It's only fair to begin with the recognition that being a Christian 'army' in the 19th century probably didn't have the cringe factor that it gained for many people in the 20th century. If that wasn't challenged by two world wars, it certainly became an issue by the 1960s and for the generations that followed who chanted "War, what is it good for? Absolutely nothing".
The inherent discomfort in the juxtaposition of Christian faith and military imagery finds its root in Jesus' call to non-violence (Matt 5:38-40;26:52). However, as long as you can imagine an army of non-violent love, then the problem goes away. Unfortunately, that's exactly the kind of paradoxical idea that most Westerners struggle with. The closest we come to embracing paradox is usually irony - and it's not really the same thing.
Despite these challenges, I think there is real opportunity here. The context just means that we have to be even more explicit about our non-violent approach. We can affirm our identity as an army and every time we do so, we need to reiterate what this means. It means that we take the inclusive love that Jesus proclaimed very seriously indeed. It is something that we're prepared to fight for but in this case, fighting means laying down our swords in the same way that Jesus lay down his life. Whilst other armies have to learn to hate their enemies, we embrace love of enemy. Our real enemies are never people but the oppressive systems and circumstances that drain people of life and of love.

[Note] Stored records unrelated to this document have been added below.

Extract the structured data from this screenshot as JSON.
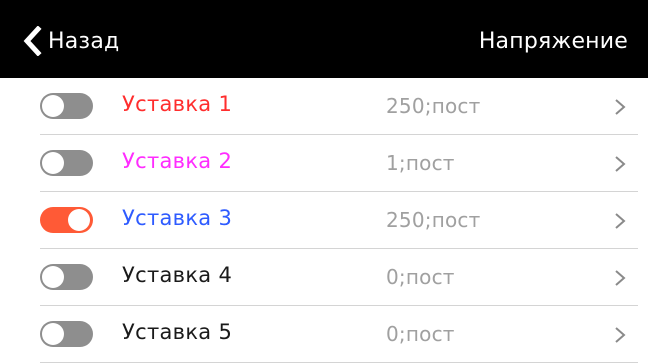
{
  "header": {
    "back_label": "Назад",
    "title": "Напряжение",
    "back_icon": "chevron-left-icon"
  },
  "rows": [
    {
      "label": "Уставка 1",
      "value": "250;пост",
      "enabled": false,
      "label_color": "#ff2d2d"
    },
    {
      "label": "Уставка 2",
      "value": "1;пост",
      "enabled": false,
      "label_color": "#ff2cff"
    },
    {
      "label": "Уставка 3",
      "value": "250;пост",
      "enabled": true,
      "label_color": "#2e5bff"
    },
    {
      "label": "Уставка 4",
      "value": "0;пост",
      "enabled": false,
      "label_color": "#1a1a1a"
    },
    {
      "label": "Уставка 5",
      "value": "0;пост",
      "enabled": false,
      "label_color": "#1a1a1a"
    }
  ],
  "colors": {
    "toggle_on": "#ff5a36",
    "toggle_off": "#8e8e8e",
    "value_text": "#a0a0a0",
    "chevron": "#8a8a8a"
  },
  "row_icon": "chevron-right-icon"
}
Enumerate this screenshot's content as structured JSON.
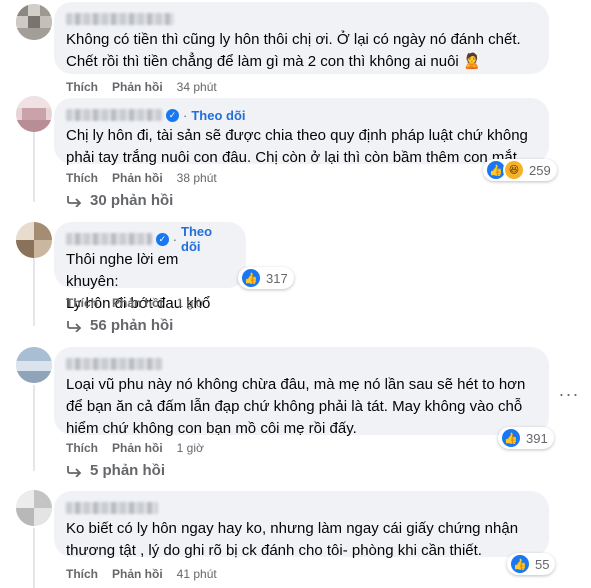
{
  "comments": [
    {
      "text_lines": [
        "Không có tiền thì cũng ly hôn thôi chị ơi. Ở lại có ngày nó đánh chết.",
        "Chết rồi thì tiền chẳng để làm gì mà 2 con thì không ai nuôi 🙎"
      ],
      "like": "Thích",
      "reply": "Phản hồi",
      "time": "34 phút"
    },
    {
      "follow": "Theo dõi",
      "text_lines": [
        "Chị ly hôn đi, tài sản sẽ được chia theo quy định pháp luật chứ không",
        "phải tay trắng nuôi con đâu. Chị còn ở lại thì còn bầm thêm con mắt"
      ],
      "like": "Thích",
      "reply": "Phản hồi",
      "time": "38 phút",
      "reactions": [
        "like-icon",
        "haha-icon"
      ],
      "reaction_count": "259",
      "replies": "30 phản hồi"
    },
    {
      "follow": "Theo dõi",
      "text_lines": [
        "Thôi nghe lời em khuyên:",
        "Ly hôn đi bớt đau khổ"
      ],
      "like": "Thích",
      "reply": "Phản hồi",
      "time": "1 giờ",
      "reactions": [
        "like-icon"
      ],
      "reaction_count": "317",
      "replies": "56 phản hồi"
    },
    {
      "text_lines": [
        "Loại vũ phu này nó không chừa đâu, mà mẹ nó lần sau sẽ hét to hơn",
        "để bạn ăn cả đấm lẫn đạp chứ không phải là tát. May không vào chỗ",
        "hiểm chứ không con bạn mồ côi mẹ rồi đấy."
      ],
      "like": "Thích",
      "reply": "Phản hồi",
      "time": "1 giờ",
      "reactions": [
        "like-icon"
      ],
      "reaction_count": "391",
      "replies": "5 phản hồi",
      "menu": "···"
    },
    {
      "text_lines": [
        "Ko biết có ly hôn ngay hay ko, nhưng làm ngay cái giấy chứng nhận",
        "thương tật , lý do ghi rõ bị ck đánh cho tôi- phòng khi cần thiết."
      ],
      "like": "Thích",
      "reply": "Phản hồi",
      "time": "41 phút",
      "reactions": [
        "like-icon"
      ],
      "reaction_count": "55"
    }
  ],
  "colors": {
    "bubble": "#f0f2f5",
    "muted_text": "#65676b",
    "link_blue": "#216fdb",
    "like_blue": "#1877f2"
  }
}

If we can begin to embrace the centrality of this paradox in our organisational identity, then all sorts of additional possibilities also open up. How can we affirm the idea of a uniform without imposing uniformity? How do we embody servant leadership in the midst of an evident hierarchy of power? How can we demonstrate the genuine inclusivity of the Kingdom in a world which is always asking us to take sides?